Energy Balance is a challenge
10.09.2018 | Author: Ilse Melotte
Big data are common in the energy sector just as in telecoms. Mass markets require solid systems, state-of-the art processes and good data management. Not only in customer processes, but also in Finance. Metering and Financial settlement processes are very long and bring major challenges to CFOs closing the financial figures.
Experience shows that within the Belgian energy supply business, finance is facing a real challenge when it comes to providing accurate and stable figures, yet really important in a small margin business such as energy supply. But finance is not on its own in charge of the gross margin controlling process.
Sourcing is often in charge of contracted margins and pricing, whereas finance is worrying about monitoring the actuals. In an optimal situation both departments collaborate well in order to understand both the theoretical Gross Margin (“ex-ante”) and controlled and settled in the books (“ex-post”). This end-to-end process on the company’s energy margins should work like a “business case”: set up and validated prior to the actual investment, and checked and controlled afterwards to see where costs and benefits were realized as anticipated. But reality is different in the energy margin landscape, why is that?
Big Data brings complexity
The whole energy industry is reliant upon a large number of complex data messages and processes. All this information is key in the gross margin closing process. Although market communications occur at the lowest level (delivery point – metering period), staff departments are having difficulties aggregating and turning data into good financial information. Reasons are: lack of rigorous IT systems and capacity, management’s unwillingness or inability to spend extra budget or lack of experienced knowledge. And that’s a risk. The financial impact of not being able to fully reconcile customer data sometimes easily runs in the millions of revenues for a medium to large B2C supplier, and even on gross margin level.

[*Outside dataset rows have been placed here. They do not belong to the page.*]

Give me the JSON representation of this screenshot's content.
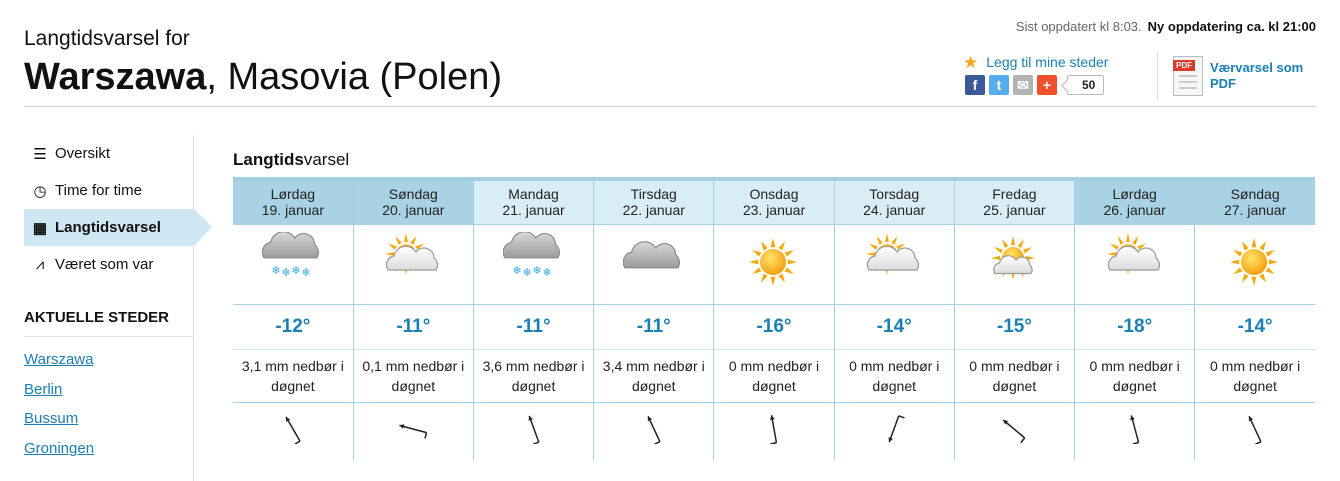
{
  "header": {
    "subtitle": "Langtidsvarsel for",
    "city": "Warszawa",
    "region": ", Masovia (Polen)",
    "updated": "Sist oppdatert kl 8:03.",
    "next_update": "Ny oppdatering ca. kl 21:00",
    "add_fav": "Legg til mine steder",
    "share_count": "50",
    "pdf_link": "Værvarsel som PDF",
    "pdf_tag": "PDF",
    "share_icons": [
      {
        "name": "facebook-icon",
        "label": "f",
        "color": "#3b5998"
      },
      {
        "name": "twitter-icon",
        "label": "t",
        "color": "#55acee"
      },
      {
        "name": "email-icon",
        "label": "✉",
        "color": "#b3b3b3"
      },
      {
        "name": "addthis-icon",
        "label": "+",
        "color": "#f0502b"
      }
    ]
  },
  "sidebar": {
    "nav": [
      {
        "label": "Oversikt",
        "icon": "list-icon",
        "glyph": "☰",
        "active": false
      },
      {
        "label": "Time for time",
        "icon": "clock-icon",
        "glyph": "◷",
        "active": false
      },
      {
        "label": "Langtidsvarsel",
        "icon": "calendar-icon",
        "glyph": "▦",
        "active": true
      },
      {
        "label": "Været som var",
        "icon": "chart-icon",
        "glyph": "⩘",
        "active": false
      }
    ],
    "places_title": "AKTUELLE STEDER",
    "places": [
      "Warszawa",
      "Berlin",
      "Bussum",
      "Groningen"
    ]
  },
  "forecast": {
    "title_bold": "Langtids",
    "title_rest": "varsel",
    "days": [
      {
        "day": "Lørdag",
        "date": "19. januar",
        "weekend": true,
        "icon": "cloud-snow",
        "temp": "-12°",
        "precip": "3,1 mm nedbør i døgnet",
        "wind_deg": 240
      },
      {
        "day": "Søndag",
        "date": "20. januar",
        "weekend": true,
        "icon": "partly-cloudy",
        "temp": "-11°",
        "precip": "0,1 mm nedbør i døgnet",
        "wind_deg": 195
      },
      {
        "day": "Mandag",
        "date": "21. januar",
        "weekend": false,
        "icon": "cloud-snow",
        "temp": "-11°",
        "precip": "3,6 mm nedbør i døgnet",
        "wind_deg": 250
      },
      {
        "day": "Tirsdag",
        "date": "22. januar",
        "weekend": false,
        "icon": "cloudy",
        "temp": "-11°",
        "precip": "3,4 mm nedbør i døgnet",
        "wind_deg": 245
      },
      {
        "day": "Onsdag",
        "date": "23. januar",
        "weekend": false,
        "icon": "sun",
        "temp": "-16°",
        "precip": "0 mm nedbør i døgnet",
        "wind_deg": 260
      },
      {
        "day": "Torsdag",
        "date": "24. januar",
        "weekend": false,
        "icon": "partly-cloudy",
        "temp": "-14°",
        "precip": "0 mm nedbør i døgnet",
        "wind_deg": 110
      },
      {
        "day": "Fredag",
        "date": "25. januar",
        "weekend": false,
        "icon": "sun-cloud",
        "temp": "-15°",
        "precip": "0 mm nedbør i døgnet",
        "wind_deg": 220
      },
      {
        "day": "Lørdag",
        "date": "26. januar",
        "weekend": true,
        "icon": "partly-cloudy",
        "temp": "-18°",
        "precip": "0 mm nedbør i døgnet",
        "wind_deg": 255
      },
      {
        "day": "Søndag",
        "date": "27. januar",
        "weekend": true,
        "icon": "sun",
        "temp": "-14°",
        "precip": "0 mm nedbør i døgnet",
        "wind_deg": 245
      }
    ]
  },
  "colors": {
    "link": "#1a7fb5",
    "header_row": "#d9edf6",
    "weekend_row": "#a9d2e4",
    "border": "#a5cfe2"
  }
}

It’s all about energy balances
The majority of finance departments manage data top down, using aggregated views and assumptions to manage their financial figures. Reconciliation at a customer-level is often not possible, which leaves the CFO with unknown risks incorporated in the financial figures. This top down approach often results in a disparity between purchased and consumed energy, leading to financial mismatching.
Different energy streams follow different processes leading to different energy balances over time. Market processes facilitate full financial settlement long time after the month of consumption. Every mismatch in the energy balances leads to substantial gross margin impacts and bottom line effects.
The following picture enlightens better the financial issues underlying the energy balance closing process. An energy balance is set up per business month and per product (electricity vs natural gas):
Every energy stream (revenues, commodity, grid fee) has its own invoicing and settlement process. Mismatches between the streams, often referred to as ‘imbalances in energy’, sometimes remain undiscovered for very long times.
Then how to deal with imbalances ?
To prevent (temporary) imbalances ever becoming an issue, suppliers need to take a bottom-up approach in order to get an accurate view of their true settlement position. The market processes provide the necessary data, giving the suppliers the possibility to review gross margins per business month in a rolling window until the months are completely settled.
The simple reason that finance and sourcing departments struggle is that raw data messages come in on a transactional level. The company still needs to time slice the data in order to bring figures back to consumption months and financial years. Not an easy task because the market is charging costs to suppliers based on different slicing methods.
How then can energy suppliers correctly forecast and compare amounts and their related kWhs ? This is however extremely important to the Finance department, because the matching principle requires that all costs and revenues belonging to the same financial period should match!
So the company faces financial risk linked to long settlement processes, to mismatches in the energy balances, but also a cut-off problem. Put in other words, a lack of transparent and intelligent data management across the industry is the single biggest issue to shareholders evaluating their (return on) investments.
Classical Revenue Assurance is not enough
Revenue assurance focuses on the billing and collection processes, where the real shareholder risks start much earlier: what is the value of unbilled revenues? Does the balance sheet give a correct view on all revenues and customer related accounts ? But revenue assurance process should start much earlier. It should start from revenue recognition, making sure that billed and unbilled revenues add up to correct and total revenues for the period. From ‘revenue recognition to cash’. That’s the end-to-end process at revenues side, assuring that 100% of initially defined revenues fully get billed completely, and turned into cash.
The future market developments will add more functionality but also complexity, amongst others with the integration of smart meters. That surely will be an interesting step forward as it allows the company to identify interesting customers, but also to know the valuable customers within the portfolio when they are facing renewal.
But, the industry has major challenges ahead. Energy margins have become really narrow after years of free market competition. Sure, the devil is in the detail, well hidden in the big data sea. But in such a capital intensive business, yet so little profitable, every mismatch hits the bottom-line dramatically. Finance, sourcing and the different settlement teams have a nice challenge here: making sure that 100% of the gross margin is realized is not only a necessity but also a real nice value add to this business.